▸ YOUR INSTRUCTIONS: Look for the word "icon". Copy every line of the listing where it occurs.

▸ RECORD EXTRACTS:
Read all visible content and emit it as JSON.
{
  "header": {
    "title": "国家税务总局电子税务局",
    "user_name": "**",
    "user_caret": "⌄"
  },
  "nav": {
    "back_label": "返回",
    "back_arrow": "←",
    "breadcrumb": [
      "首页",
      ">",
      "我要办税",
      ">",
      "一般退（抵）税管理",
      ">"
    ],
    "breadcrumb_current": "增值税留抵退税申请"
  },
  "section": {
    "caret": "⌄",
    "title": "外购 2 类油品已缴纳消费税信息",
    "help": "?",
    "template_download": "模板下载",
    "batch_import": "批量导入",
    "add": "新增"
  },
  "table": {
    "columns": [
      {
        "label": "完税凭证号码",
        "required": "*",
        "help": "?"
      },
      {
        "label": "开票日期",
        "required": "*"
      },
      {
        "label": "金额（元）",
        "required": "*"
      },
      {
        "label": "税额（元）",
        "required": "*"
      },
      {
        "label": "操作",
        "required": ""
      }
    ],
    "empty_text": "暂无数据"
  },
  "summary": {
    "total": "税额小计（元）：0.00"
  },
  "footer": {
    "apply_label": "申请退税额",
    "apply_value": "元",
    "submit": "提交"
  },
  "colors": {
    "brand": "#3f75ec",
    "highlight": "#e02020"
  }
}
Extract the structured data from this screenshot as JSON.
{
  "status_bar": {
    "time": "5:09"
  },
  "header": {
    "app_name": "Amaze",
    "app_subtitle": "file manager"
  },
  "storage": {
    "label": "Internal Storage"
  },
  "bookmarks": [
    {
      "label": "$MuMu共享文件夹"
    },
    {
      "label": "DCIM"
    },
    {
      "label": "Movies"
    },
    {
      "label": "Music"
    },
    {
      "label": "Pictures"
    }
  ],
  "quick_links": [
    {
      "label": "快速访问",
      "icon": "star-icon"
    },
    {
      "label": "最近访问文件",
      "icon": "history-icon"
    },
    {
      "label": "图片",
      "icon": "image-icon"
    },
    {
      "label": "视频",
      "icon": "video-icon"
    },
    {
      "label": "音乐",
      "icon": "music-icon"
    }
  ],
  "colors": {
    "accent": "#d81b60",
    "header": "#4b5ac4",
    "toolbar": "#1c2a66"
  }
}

▸ RESPONSE AREA:
      "icon": "star-icon"
      "icon": "history-icon"
      "icon": "image-icon"
      "icon": "video-icon"
      "icon": "music-icon"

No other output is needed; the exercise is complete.